● TO DO:
Scan the material and copy every line in which "init" appears.

:::::

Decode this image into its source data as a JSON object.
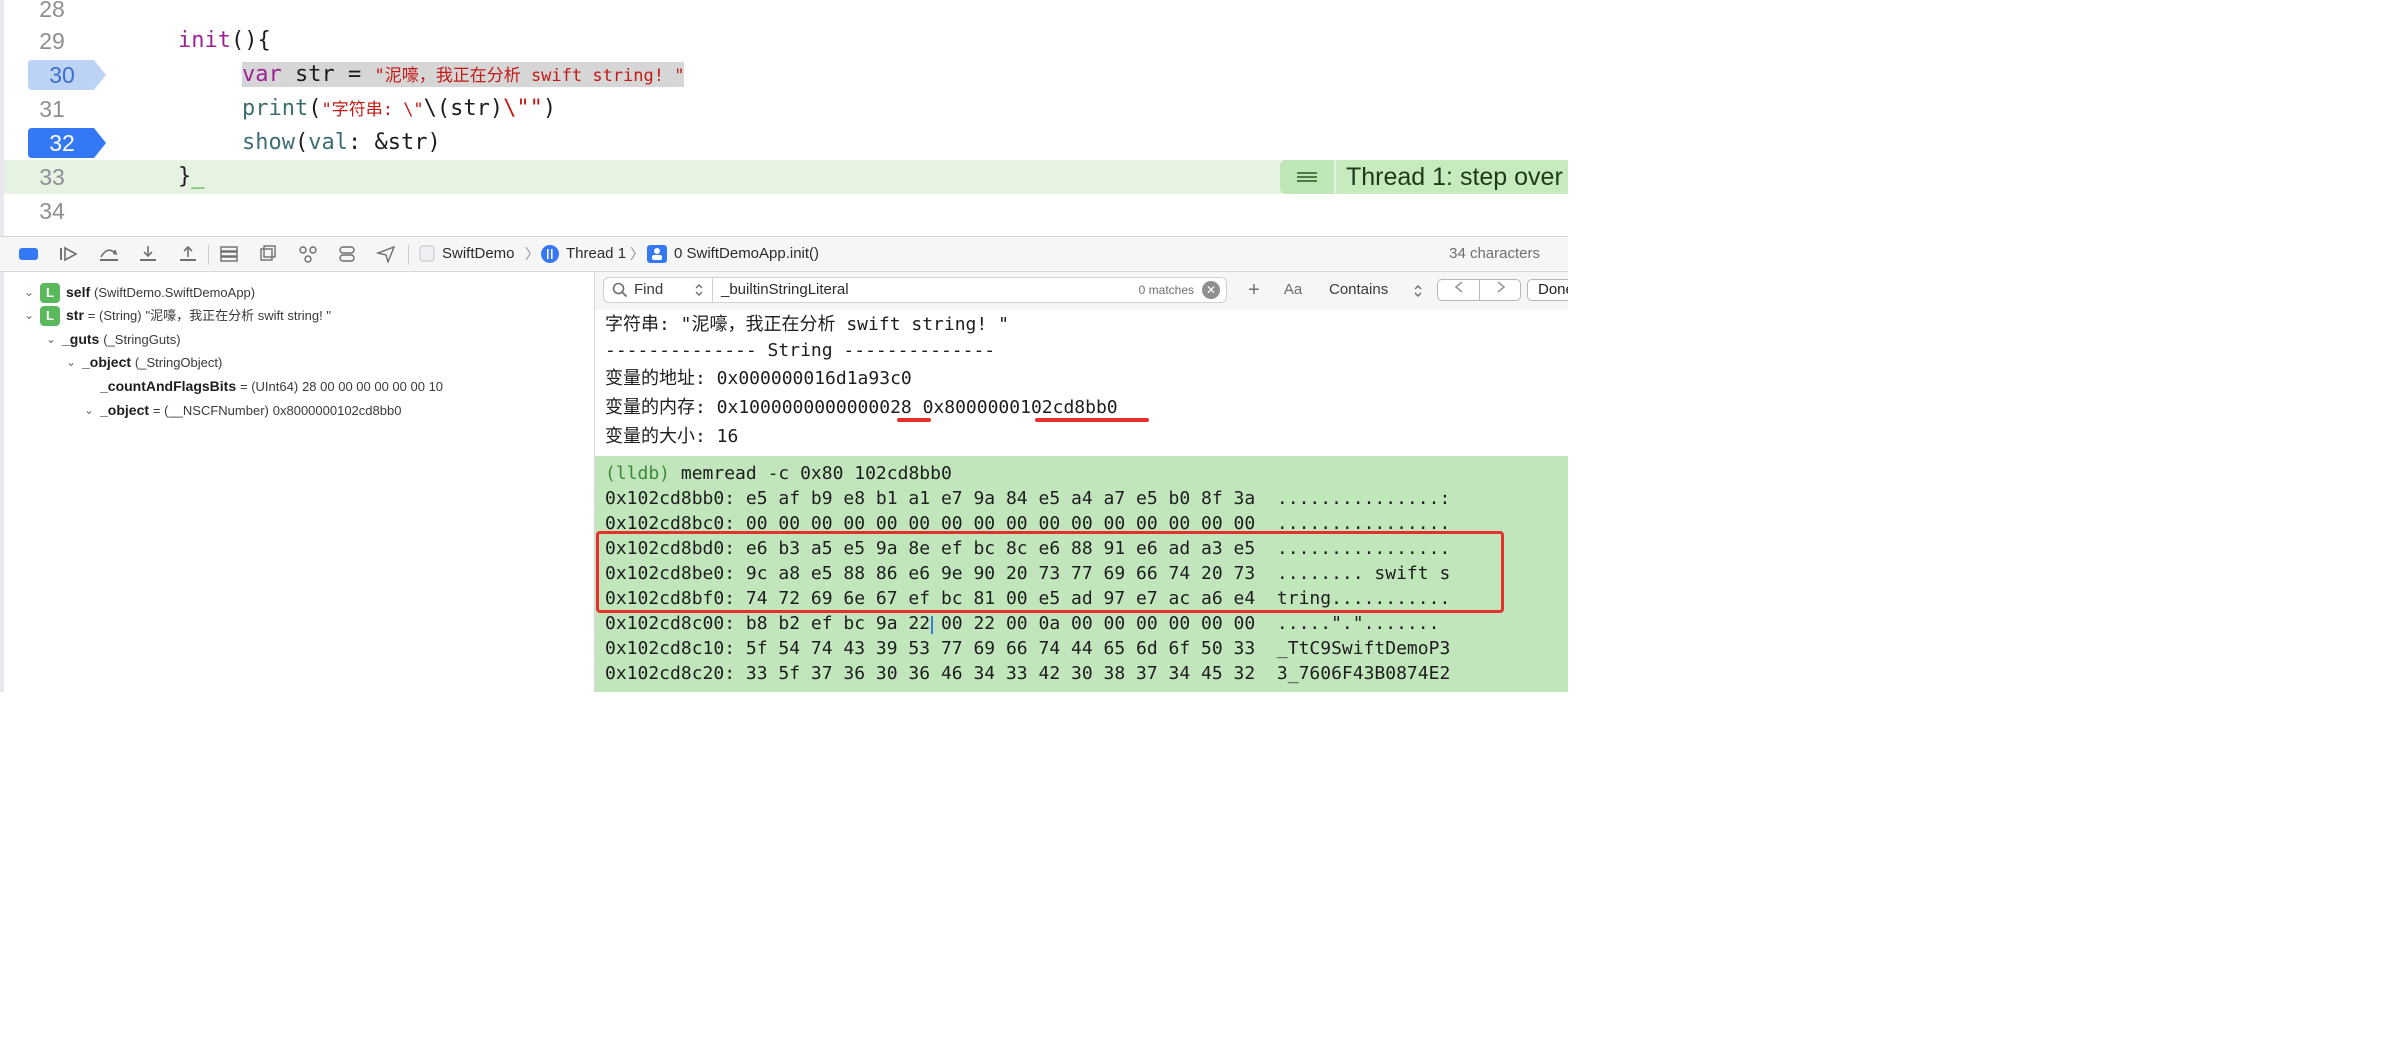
{
  "editor": {
    "lines": [
      {
        "num": "28",
        "code": ""
      },
      {
        "num": "29",
        "code": "init(){"
      },
      {
        "num": "30",
        "code": "var str = \"泥嚎，我正在分析 swift string! \""
      },
      {
        "num": "31",
        "code": "print(\"字符串: \\\"\\(str)\\\"\")"
      },
      {
        "num": "32",
        "code": "show(val: &str)"
      },
      {
        "num": "33",
        "code": "}"
      },
      {
        "num": "34",
        "code": ""
      }
    ],
    "tokens": {
      "l29_kw": "init",
      "l29_rest": "(){",
      "l30_kw": "var",
      "l30_mid": " str = ",
      "l30_str": "\"泥嚎，我正在分析 swift string! \"",
      "l31_fn": "print",
      "l31_p1": "(",
      "l31_s1": "\"字符串: \\\"",
      "l31_interp": "\\(str)",
      "l31_s2": "\\\"\"",
      "l31_p2": ")",
      "l32_fn": "show",
      "l32_p1": "(",
      "l32_arg": "val",
      "l32_rest": ": &str)",
      "l33_brace": "}",
      "l33_cursor": "_"
    },
    "status": "Thread 1: step over"
  },
  "toolbar": {
    "breadcrumbs": [
      "SwiftDemo",
      "Thread 1",
      "0 SwiftDemoApp.init()"
    ],
    "char_count": "34 characters"
  },
  "variables": [
    {
      "badge": "L",
      "name": "self",
      "type": "(SwiftDemo.SwiftDemoApp)",
      "value": ""
    },
    {
      "badge": "L",
      "name": "str",
      "type": "= (String)",
      "value": "\"泥嚎，我正在分析 swift string! \""
    },
    {
      "badge": "",
      "name": "_guts",
      "type": "(_StringGuts)",
      "value": ""
    },
    {
      "badge": "",
      "name": "_object",
      "type": "(_StringObject)",
      "value": ""
    },
    {
      "badge": "",
      "name": "_countAndFlagsBits",
      "type": "= (UInt64)",
      "value": "28 00 00 00 00 00 00 10"
    },
    {
      "badge": "",
      "name": "_object",
      "type": "= (__NSCFNumber)",
      "value": "0x8000000102cd8bb0"
    }
  ],
  "find": {
    "mode": "Find",
    "query": "_builtinStringLiteral",
    "matches": "0 matches",
    "plus": "+",
    "case": "Aa",
    "contains": "Contains",
    "done": "Done"
  },
  "console": {
    "output": [
      "字符串: \"泥嚎，我正在分析 swift string! \"",
      "-------------- String --------------",
      "变量的地址: 0x000000016d1a93c0",
      "变量的内存: 0x1000000000000028 0x8000000102cd8bb0",
      "变量的大小: 16"
    ],
    "lldb_prompt": "(lldb)",
    "lldb_command": " memread -c 0x80 102cd8bb0",
    "lldb_rows": [
      "0x102cd8bb0: e5 af b9 e8 b1 a1 e7 9a 84 e5 a4 a7 e5 b0 8f 3a  ...............:",
      "0x102cd8bc0: 00 00 00 00 00 00 00 00 00 00 00 00 00 00 00 00  ................",
      "0x102cd8bd0: e6 b3 a5 e5 9a 8e ef bc 8c e6 88 91 e6 ad a3 e5  ................",
      "0x102cd8be0: 9c a8 e5 88 86 e6 9e 90 20 73 77 69 66 74 20 73  ........ swift s",
      "0x102cd8bf0: 74 72 69 6e 67 ef bc 81 00 e5 ad 97 e7 ac a6 e4  tring...........",
      "0x102cd8c00: b8 b2 ef bc 9a 22 00 22 00 0a 00 00 00 00 00 00  .....\".\".......",
      "0x102cd8c10: 5f 54 74 43 39 53 77 69 66 74 44 65 6d 6f 50 33  _TtC9SwiftDemoP3",
      "0x102cd8c20: 33 5f 37 36 30 36 46 34 33 42 30 38 37 34 45 32  3_7606F43B0874E2"
    ]
  },
  "colors": {
    "keyword": "#9b2393",
    "string": "#c41a16",
    "function": "#3e6d74",
    "breakpoint_active": "#3478f6",
    "breakpoint_inactive": "#bcd3f5",
    "exec_line": "#e6f3e2",
    "lldb_bg": "#c2e6bb",
    "annotation_red": "#e5302b"
  }
}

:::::

● SOLUTION FOR THIS TASK:
        "code": "init(){"
      "l29_kw": "init",
      "0 SwiftDemoApp.init()"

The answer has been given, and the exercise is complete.